Judge Advocate General Jeff Blackett, presiding over the court martial at Colchester barracks, said that it would be a miscarriage of justice to blame the seven soldiers for the death of Nadhem Abdullah, 18, in May 2003. He ordered that the seven men be cleared of murder and violent disorder in a case that has already cost an estimated £8 million.
All well and good, or should be, but it seems that a pack of quislings within the British government wanted the soldiers convicted, and now they bloody well want to know why the case against them collapsed [emphasis added]
The authority, headed by Major-General David Howell, the Army’s most senior lawyer, said that a report on the case would be sent to Lord Goldsmith, QC, the Attorney-General. The authority said that the charges had been “in the public interest”. But lawyers acting for the seven men — those still serving will return to their duties — hinted at political reasons behind the court martial. Rex Tedd, QC, defending Corporal Evans, 32, said that there had been “a political overview” at various stages.
And while these contemptible political weasels are busy trying their country's own soldiers to advance their own careers:
Lawyers for the defendants said that the case suffered from serious shortcomings, and that the soldiers had been under terrible strain for more than two years.
I imagine being falsely accused of murder by the people you're protecting adds its own little horror to their nightmare. Not to mention the fact that the "star witnesses", Iraqi villagers, were paid $100 per day for their services.

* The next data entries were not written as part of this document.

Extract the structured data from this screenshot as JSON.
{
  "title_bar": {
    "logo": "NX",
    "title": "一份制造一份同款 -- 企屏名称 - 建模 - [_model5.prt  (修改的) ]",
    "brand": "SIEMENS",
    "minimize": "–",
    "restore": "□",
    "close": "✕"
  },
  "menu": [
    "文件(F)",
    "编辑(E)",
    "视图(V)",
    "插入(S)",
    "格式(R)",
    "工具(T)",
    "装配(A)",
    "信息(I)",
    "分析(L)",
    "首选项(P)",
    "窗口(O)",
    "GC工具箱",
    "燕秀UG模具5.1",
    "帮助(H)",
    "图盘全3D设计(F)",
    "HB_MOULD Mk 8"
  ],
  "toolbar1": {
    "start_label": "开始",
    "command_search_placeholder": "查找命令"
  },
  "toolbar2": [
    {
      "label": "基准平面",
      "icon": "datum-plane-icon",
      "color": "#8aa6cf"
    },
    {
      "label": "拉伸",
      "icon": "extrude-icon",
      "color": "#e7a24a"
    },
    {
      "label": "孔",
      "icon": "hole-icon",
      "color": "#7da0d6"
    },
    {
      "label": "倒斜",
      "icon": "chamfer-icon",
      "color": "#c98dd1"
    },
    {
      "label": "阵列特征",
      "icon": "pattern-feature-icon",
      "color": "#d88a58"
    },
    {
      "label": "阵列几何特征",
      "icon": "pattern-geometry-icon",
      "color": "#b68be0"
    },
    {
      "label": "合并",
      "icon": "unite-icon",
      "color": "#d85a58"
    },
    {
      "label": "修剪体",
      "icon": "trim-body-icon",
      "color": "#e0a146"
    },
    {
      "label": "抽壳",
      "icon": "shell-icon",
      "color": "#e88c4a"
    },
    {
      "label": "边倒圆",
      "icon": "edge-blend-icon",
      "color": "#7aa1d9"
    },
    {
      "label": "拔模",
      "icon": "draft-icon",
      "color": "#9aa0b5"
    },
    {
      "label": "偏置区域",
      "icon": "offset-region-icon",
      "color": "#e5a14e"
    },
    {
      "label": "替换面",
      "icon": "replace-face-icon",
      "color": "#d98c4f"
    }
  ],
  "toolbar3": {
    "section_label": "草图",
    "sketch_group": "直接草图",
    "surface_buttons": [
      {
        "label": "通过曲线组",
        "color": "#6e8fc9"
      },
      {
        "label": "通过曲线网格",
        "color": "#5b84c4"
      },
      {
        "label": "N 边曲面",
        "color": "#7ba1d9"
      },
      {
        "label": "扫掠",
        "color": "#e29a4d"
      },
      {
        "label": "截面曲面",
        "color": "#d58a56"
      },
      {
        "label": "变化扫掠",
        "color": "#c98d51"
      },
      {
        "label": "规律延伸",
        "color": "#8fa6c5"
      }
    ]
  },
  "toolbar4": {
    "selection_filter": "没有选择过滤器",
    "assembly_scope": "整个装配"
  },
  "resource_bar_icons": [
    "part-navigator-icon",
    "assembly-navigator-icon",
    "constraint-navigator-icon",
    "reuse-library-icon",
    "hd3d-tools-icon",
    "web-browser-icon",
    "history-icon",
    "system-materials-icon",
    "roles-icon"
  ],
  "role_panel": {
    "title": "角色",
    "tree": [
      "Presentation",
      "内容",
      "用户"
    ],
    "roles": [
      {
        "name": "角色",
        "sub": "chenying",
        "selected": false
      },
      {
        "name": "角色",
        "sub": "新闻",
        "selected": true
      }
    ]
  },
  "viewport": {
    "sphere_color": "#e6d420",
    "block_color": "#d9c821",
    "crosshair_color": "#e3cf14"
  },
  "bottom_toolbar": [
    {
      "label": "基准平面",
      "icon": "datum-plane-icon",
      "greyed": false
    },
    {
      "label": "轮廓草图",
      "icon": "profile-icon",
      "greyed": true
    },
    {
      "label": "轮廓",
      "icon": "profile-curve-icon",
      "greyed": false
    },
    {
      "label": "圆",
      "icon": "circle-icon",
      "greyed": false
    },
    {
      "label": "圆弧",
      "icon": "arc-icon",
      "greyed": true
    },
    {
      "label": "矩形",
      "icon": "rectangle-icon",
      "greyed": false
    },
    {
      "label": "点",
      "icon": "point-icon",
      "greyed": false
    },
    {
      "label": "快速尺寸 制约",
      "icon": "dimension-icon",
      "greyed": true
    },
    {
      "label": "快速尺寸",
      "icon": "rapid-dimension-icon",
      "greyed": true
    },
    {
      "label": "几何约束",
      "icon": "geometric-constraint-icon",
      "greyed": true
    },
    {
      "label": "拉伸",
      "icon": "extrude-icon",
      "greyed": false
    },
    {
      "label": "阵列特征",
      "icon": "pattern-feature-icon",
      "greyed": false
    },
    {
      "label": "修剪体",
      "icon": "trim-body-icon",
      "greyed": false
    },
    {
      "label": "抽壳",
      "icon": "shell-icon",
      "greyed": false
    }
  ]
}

At least this travesty has spurred "an urgent review of evidence" in other cases pending against British soldiers.